Queen Elizabeth’s first overseas trip to India and Pakistan shortly after Princess Diana’s death was dubbed as disastrous by a royal author.

In the book “Queen of the World,” Robert Hardman talked about Her Majesty’s trip and revealed where exactly it went wrong.

“This was the Queen’s first overseas trip since the death of Diana, Princess of Wales, who had been something of a local hero in Pakistan after her visit to a children’s hospital there not long before her death. The Queen used her opening state banquet speech to pay tribute to the princess and to thank Pakistan for sharing ‘our grief at Diana’s tragic early death,’” Hardman said.

According to the royal author, the monarch’s words were well-received by the crowds in Pakistan but everything changed after she attended a state banquet. While there, the Queen delivered another speech, where she talked about her hopes for reconciliation over the Kashmir territories.

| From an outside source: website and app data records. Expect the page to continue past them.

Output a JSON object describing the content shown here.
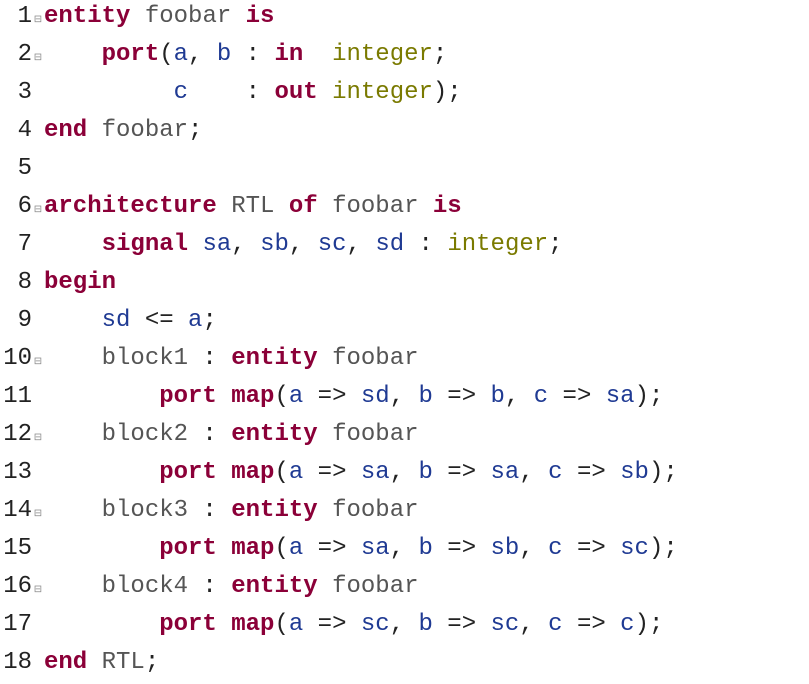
{
  "code": {
    "lines": [
      {
        "n": "1",
        "fold": "⊟",
        "tokens": [
          {
            "c": "kw",
            "t": "entity"
          },
          {
            "c": "op",
            "t": " "
          },
          {
            "c": "lbl",
            "t": "foobar"
          },
          {
            "c": "op",
            "t": " "
          },
          {
            "c": "kw",
            "t": "is"
          }
        ]
      },
      {
        "n": "2",
        "fold": "⊟",
        "tokens": [
          {
            "c": "op",
            "t": "    "
          },
          {
            "c": "kw",
            "t": "port"
          },
          {
            "c": "op",
            "t": "("
          },
          {
            "c": "id",
            "t": "a"
          },
          {
            "c": "op",
            "t": ", "
          },
          {
            "c": "id",
            "t": "b"
          },
          {
            "c": "op",
            "t": " : "
          },
          {
            "c": "kw",
            "t": "in"
          },
          {
            "c": "op",
            "t": "  "
          },
          {
            "c": "ty",
            "t": "integer"
          },
          {
            "c": "op",
            "t": ";"
          }
        ]
      },
      {
        "n": "3",
        "fold": " ",
        "tokens": [
          {
            "c": "op",
            "t": "         "
          },
          {
            "c": "id",
            "t": "c"
          },
          {
            "c": "op",
            "t": "    : "
          },
          {
            "c": "kw",
            "t": "out"
          },
          {
            "c": "op",
            "t": " "
          },
          {
            "c": "ty",
            "t": "integer"
          },
          {
            "c": "op",
            "t": ");"
          }
        ]
      },
      {
        "n": "4",
        "fold": " ",
        "tokens": [
          {
            "c": "kw",
            "t": "end"
          },
          {
            "c": "op",
            "t": " "
          },
          {
            "c": "lbl",
            "t": "foobar"
          },
          {
            "c": "op",
            "t": ";"
          }
        ]
      },
      {
        "n": "5",
        "fold": " ",
        "tokens": [
          {
            "c": "op",
            "t": ""
          }
        ]
      },
      {
        "n": "6",
        "fold": "⊟",
        "tokens": [
          {
            "c": "kw",
            "t": "architecture"
          },
          {
            "c": "op",
            "t": " "
          },
          {
            "c": "lbl",
            "t": "RTL"
          },
          {
            "c": "op",
            "t": " "
          },
          {
            "c": "kw",
            "t": "of"
          },
          {
            "c": "op",
            "t": " "
          },
          {
            "c": "lbl",
            "t": "foobar"
          },
          {
            "c": "op",
            "t": " "
          },
          {
            "c": "kw",
            "t": "is"
          }
        ]
      },
      {
        "n": "7",
        "fold": " ",
        "tokens": [
          {
            "c": "op",
            "t": "    "
          },
          {
            "c": "kw",
            "t": "signal"
          },
          {
            "c": "op",
            "t": " "
          },
          {
            "c": "id",
            "t": "sa"
          },
          {
            "c": "op",
            "t": ", "
          },
          {
            "c": "id",
            "t": "sb"
          },
          {
            "c": "op",
            "t": ", "
          },
          {
            "c": "id",
            "t": "sc"
          },
          {
            "c": "op",
            "t": ", "
          },
          {
            "c": "id",
            "t": "sd"
          },
          {
            "c": "op",
            "t": " : "
          },
          {
            "c": "ty",
            "t": "integer"
          },
          {
            "c": "op",
            "t": ";"
          }
        ]
      },
      {
        "n": "8",
        "fold": " ",
        "tokens": [
          {
            "c": "kw",
            "t": "begin"
          }
        ]
      },
      {
        "n": "9",
        "fold": " ",
        "tokens": [
          {
            "c": "op",
            "t": "    "
          },
          {
            "c": "id",
            "t": "sd"
          },
          {
            "c": "op",
            "t": " <= "
          },
          {
            "c": "id",
            "t": "a"
          },
          {
            "c": "op",
            "t": ";"
          }
        ]
      },
      {
        "n": "10",
        "fold": "⊟",
        "tokens": [
          {
            "c": "op",
            "t": "    "
          },
          {
            "c": "lbl",
            "t": "block1"
          },
          {
            "c": "op",
            "t": " : "
          },
          {
            "c": "kw",
            "t": "entity"
          },
          {
            "c": "op",
            "t": " "
          },
          {
            "c": "lbl",
            "t": "foobar"
          }
        ]
      },
      {
        "n": "11",
        "fold": " ",
        "tokens": [
          {
            "c": "op",
            "t": "        "
          },
          {
            "c": "kw",
            "t": "port"
          },
          {
            "c": "op",
            "t": " "
          },
          {
            "c": "kw",
            "t": "map"
          },
          {
            "c": "op",
            "t": "("
          },
          {
            "c": "id",
            "t": "a"
          },
          {
            "c": "op",
            "t": " => "
          },
          {
            "c": "id",
            "t": "sd"
          },
          {
            "c": "op",
            "t": ", "
          },
          {
            "c": "id",
            "t": "b"
          },
          {
            "c": "op",
            "t": " => "
          },
          {
            "c": "id",
            "t": "b"
          },
          {
            "c": "op",
            "t": ", "
          },
          {
            "c": "id",
            "t": "c"
          },
          {
            "c": "op",
            "t": " => "
          },
          {
            "c": "id",
            "t": "sa"
          },
          {
            "c": "op",
            "t": ");"
          }
        ]
      },
      {
        "n": "12",
        "fold": "⊟",
        "tokens": [
          {
            "c": "op",
            "t": "    "
          },
          {
            "c": "lbl",
            "t": "block2"
          },
          {
            "c": "op",
            "t": " : "
          },
          {
            "c": "kw",
            "t": "entity"
          },
          {
            "c": "op",
            "t": " "
          },
          {
            "c": "lbl",
            "t": "foobar"
          }
        ]
      },
      {
        "n": "13",
        "fold": " ",
        "tokens": [
          {
            "c": "op",
            "t": "        "
          },
          {
            "c": "kw",
            "t": "port"
          },
          {
            "c": "op",
            "t": " "
          },
          {
            "c": "kw",
            "t": "map"
          },
          {
            "c": "op",
            "t": "("
          },
          {
            "c": "id",
            "t": "a"
          },
          {
            "c": "op",
            "t": " => "
          },
          {
            "c": "id",
            "t": "sa"
          },
          {
            "c": "op",
            "t": ", "
          },
          {
            "c": "id",
            "t": "b"
          },
          {
            "c": "op",
            "t": " => "
          },
          {
            "c": "id",
            "t": "sa"
          },
          {
            "c": "op",
            "t": ", "
          },
          {
            "c": "id",
            "t": "c"
          },
          {
            "c": "op",
            "t": " => "
          },
          {
            "c": "id",
            "t": "sb"
          },
          {
            "c": "op",
            "t": ");"
          }
        ]
      },
      {
        "n": "14",
        "fold": "⊟",
        "tokens": [
          {
            "c": "op",
            "t": "    "
          },
          {
            "c": "lbl",
            "t": "block3"
          },
          {
            "c": "op",
            "t": " : "
          },
          {
            "c": "kw",
            "t": "entity"
          },
          {
            "c": "op",
            "t": " "
          },
          {
            "c": "lbl",
            "t": "foobar"
          }
        ]
      },
      {
        "n": "15",
        "fold": " ",
        "tokens": [
          {
            "c": "op",
            "t": "        "
          },
          {
            "c": "kw",
            "t": "port"
          },
          {
            "c": "op",
            "t": " "
          },
          {
            "c": "kw",
            "t": "map"
          },
          {
            "c": "op",
            "t": "("
          },
          {
            "c": "id",
            "t": "a"
          },
          {
            "c": "op",
            "t": " => "
          },
          {
            "c": "id",
            "t": "sa"
          },
          {
            "c": "op",
            "t": ", "
          },
          {
            "c": "id",
            "t": "b"
          },
          {
            "c": "op",
            "t": " => "
          },
          {
            "c": "id",
            "t": "sb"
          },
          {
            "c": "op",
            "t": ", "
          },
          {
            "c": "id",
            "t": "c"
          },
          {
            "c": "op",
            "t": " => "
          },
          {
            "c": "id",
            "t": "sc"
          },
          {
            "c": "op",
            "t": ");"
          }
        ]
      },
      {
        "n": "16",
        "fold": "⊟",
        "tokens": [
          {
            "c": "op",
            "t": "    "
          },
          {
            "c": "lbl",
            "t": "block4"
          },
          {
            "c": "op",
            "t": " : "
          },
          {
            "c": "kw",
            "t": "entity"
          },
          {
            "c": "op",
            "t": " "
          },
          {
            "c": "lbl",
            "t": "foobar"
          }
        ]
      },
      {
        "n": "17",
        "fold": " ",
        "tokens": [
          {
            "c": "op",
            "t": "        "
          },
          {
            "c": "kw",
            "t": "port"
          },
          {
            "c": "op",
            "t": " "
          },
          {
            "c": "kw",
            "t": "map"
          },
          {
            "c": "op",
            "t": "("
          },
          {
            "c": "id",
            "t": "a"
          },
          {
            "c": "op",
            "t": " => "
          },
          {
            "c": "id",
            "t": "sc"
          },
          {
            "c": "op",
            "t": ", "
          },
          {
            "c": "id",
            "t": "b"
          },
          {
            "c": "op",
            "t": " => "
          },
          {
            "c": "id",
            "t": "sc"
          },
          {
            "c": "op",
            "t": ", "
          },
          {
            "c": "id",
            "t": "c"
          },
          {
            "c": "op",
            "t": " => "
          },
          {
            "c": "id",
            "t": "c"
          },
          {
            "c": "op",
            "t": ");"
          }
        ]
      },
      {
        "n": "18",
        "fold": " ",
        "tokens": [
          {
            "c": "kw",
            "t": "end"
          },
          {
            "c": "op",
            "t": " "
          },
          {
            "c": "lbl",
            "t": "RTL"
          },
          {
            "c": "op",
            "t": ";"
          }
        ]
      }
    ]
  }
}
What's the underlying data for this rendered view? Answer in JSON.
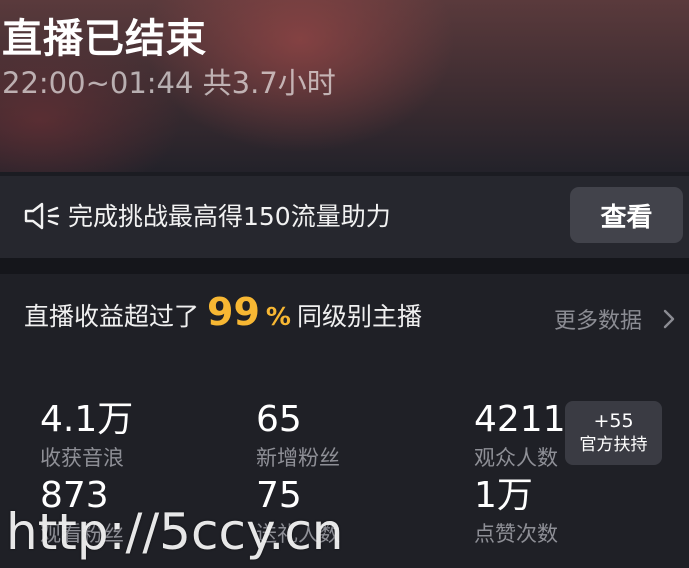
{
  "header": {
    "title": "直播已结束",
    "time_range": "22:00~01:44 共3.7小时"
  },
  "challenge_banner": {
    "icon": "speaker-icon",
    "text": "完成挑战最高得150流量助力",
    "button_label": "查看"
  },
  "summary": {
    "prefix": "直播收益超过了",
    "percent_value": "99",
    "percent_sign": "%",
    "suffix": "同级别主播",
    "more_label": "更多数据"
  },
  "stats": [
    {
      "value": "4.1万",
      "label": "收获音浪"
    },
    {
      "value": "65",
      "label": "新增粉丝"
    },
    {
      "value": "4211",
      "label": "观众人数"
    },
    {
      "value": "873",
      "label": "观看粉丝"
    },
    {
      "value": "75",
      "label": "送礼人数"
    },
    {
      "value": "1万",
      "label": "点赞次数"
    }
  ],
  "official_badge": {
    "count": "+55",
    "label": "官方扶持"
  },
  "watermark": "http://5ccy.cn",
  "colors": {
    "accent": "#f7b733",
    "background": "#1f2026",
    "button": "#42434b"
  }
}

Her Majesty’s bold stand sparked fury in India and it dragged the Queen and Prince Philip into a lengthy row against Indians.

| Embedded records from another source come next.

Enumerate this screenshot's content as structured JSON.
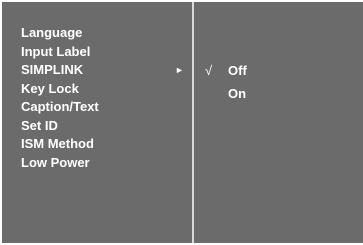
{
  "menu": {
    "items": [
      {
        "label": "Language"
      },
      {
        "label": "Input Label"
      },
      {
        "label": "SIMPLINK",
        "arrow": "►"
      },
      {
        "label": "Key Lock"
      },
      {
        "label": "Caption/Text"
      },
      {
        "label": "Set ID"
      },
      {
        "label": "ISM Method"
      },
      {
        "label": "Low Power"
      }
    ]
  },
  "submenu": {
    "options": [
      {
        "label": "Off",
        "check": "√",
        "selected": true
      },
      {
        "label": "On",
        "check": "",
        "selected": false
      }
    ]
  },
  "colors": {
    "panel_bg": "#6b6b6b",
    "divider": "#d9d9d9",
    "text": "#ffffff"
  }
}
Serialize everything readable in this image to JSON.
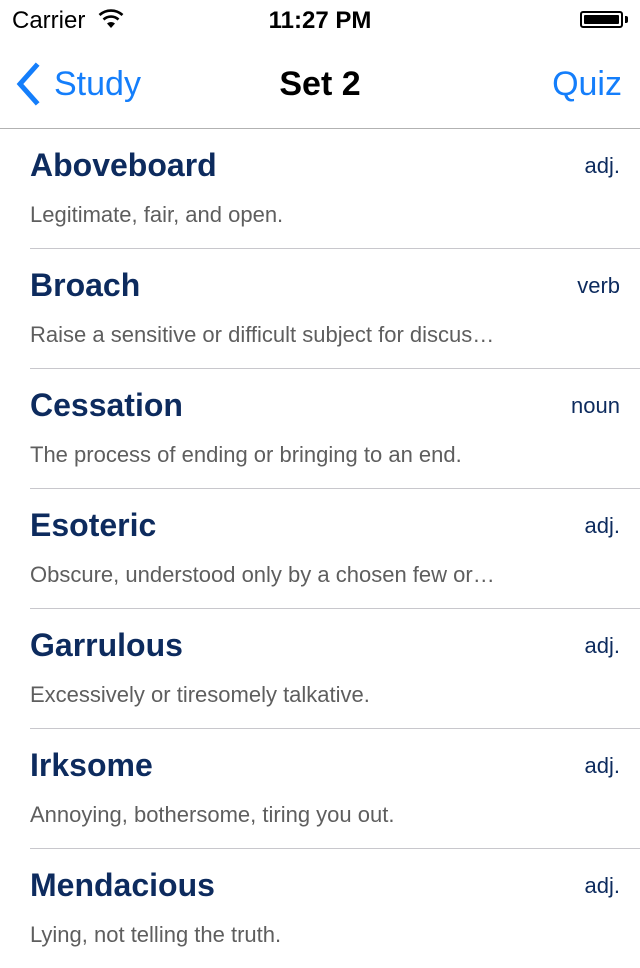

“When Pakistani news reports announced a fresh breakthrough in the future of Kashmir, the Indian Government was appalled. It wanted no external interference… The mood worsened when the British High Commissioner in India, Sir David Gore-Booth, was tackled on the subject at a press conference ahead of the Queen’s arrival in Delhi… His dismissive retort that the Indians should ‘stop tilting at windmills’ brought simmering resentment to the boil,” Hardman said.

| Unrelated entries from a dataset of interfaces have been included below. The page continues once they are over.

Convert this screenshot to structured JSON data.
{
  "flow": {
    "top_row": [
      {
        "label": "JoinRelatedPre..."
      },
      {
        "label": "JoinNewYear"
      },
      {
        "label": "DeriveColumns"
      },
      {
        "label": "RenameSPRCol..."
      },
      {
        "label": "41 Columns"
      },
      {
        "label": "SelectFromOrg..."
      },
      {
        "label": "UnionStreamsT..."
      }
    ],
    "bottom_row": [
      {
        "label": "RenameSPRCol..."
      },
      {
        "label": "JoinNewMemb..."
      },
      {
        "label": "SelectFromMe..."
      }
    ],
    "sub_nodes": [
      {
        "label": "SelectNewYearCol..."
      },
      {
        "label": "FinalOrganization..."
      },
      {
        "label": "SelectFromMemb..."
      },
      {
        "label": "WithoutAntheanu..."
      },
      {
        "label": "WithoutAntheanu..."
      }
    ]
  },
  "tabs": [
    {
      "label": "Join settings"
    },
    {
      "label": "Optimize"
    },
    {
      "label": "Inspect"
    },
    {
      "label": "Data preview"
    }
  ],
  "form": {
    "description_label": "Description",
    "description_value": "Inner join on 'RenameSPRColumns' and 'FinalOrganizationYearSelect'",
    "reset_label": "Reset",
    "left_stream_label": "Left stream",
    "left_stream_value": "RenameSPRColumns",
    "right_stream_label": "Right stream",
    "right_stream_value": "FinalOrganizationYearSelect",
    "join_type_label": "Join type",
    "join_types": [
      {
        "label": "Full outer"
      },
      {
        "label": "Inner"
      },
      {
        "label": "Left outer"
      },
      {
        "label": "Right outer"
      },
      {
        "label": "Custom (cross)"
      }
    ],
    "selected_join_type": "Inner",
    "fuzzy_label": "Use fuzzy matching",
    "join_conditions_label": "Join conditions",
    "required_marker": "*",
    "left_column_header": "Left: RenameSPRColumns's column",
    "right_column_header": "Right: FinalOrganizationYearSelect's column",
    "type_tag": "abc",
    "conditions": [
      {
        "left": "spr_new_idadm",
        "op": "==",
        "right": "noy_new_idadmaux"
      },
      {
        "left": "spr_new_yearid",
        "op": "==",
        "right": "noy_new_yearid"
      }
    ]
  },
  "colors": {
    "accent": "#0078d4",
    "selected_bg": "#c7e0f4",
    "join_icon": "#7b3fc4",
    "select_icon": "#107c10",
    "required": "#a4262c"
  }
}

After the Queen returned to London, a news outlet branded her visit to India and Pakistan as a disaster. Hardman also said that same thing in his book. And during an interview with Express, royal commentator Richard Fitzwilliams also talked about the incident.

He said that the Queen visited India and Pakistan to mark the 50th anniversary of the countries’ independence in 1997. But what was supposed to be a happy affair turned controversial because of what the Queen said.

Queen Elizabeth II
Queen Elizabeth II is seen at the Chichester Theatre while visiting West Sussex on Nov. 30, 2017, in Chichester, United Kingdom. Getty Images/Stuart C. Wilson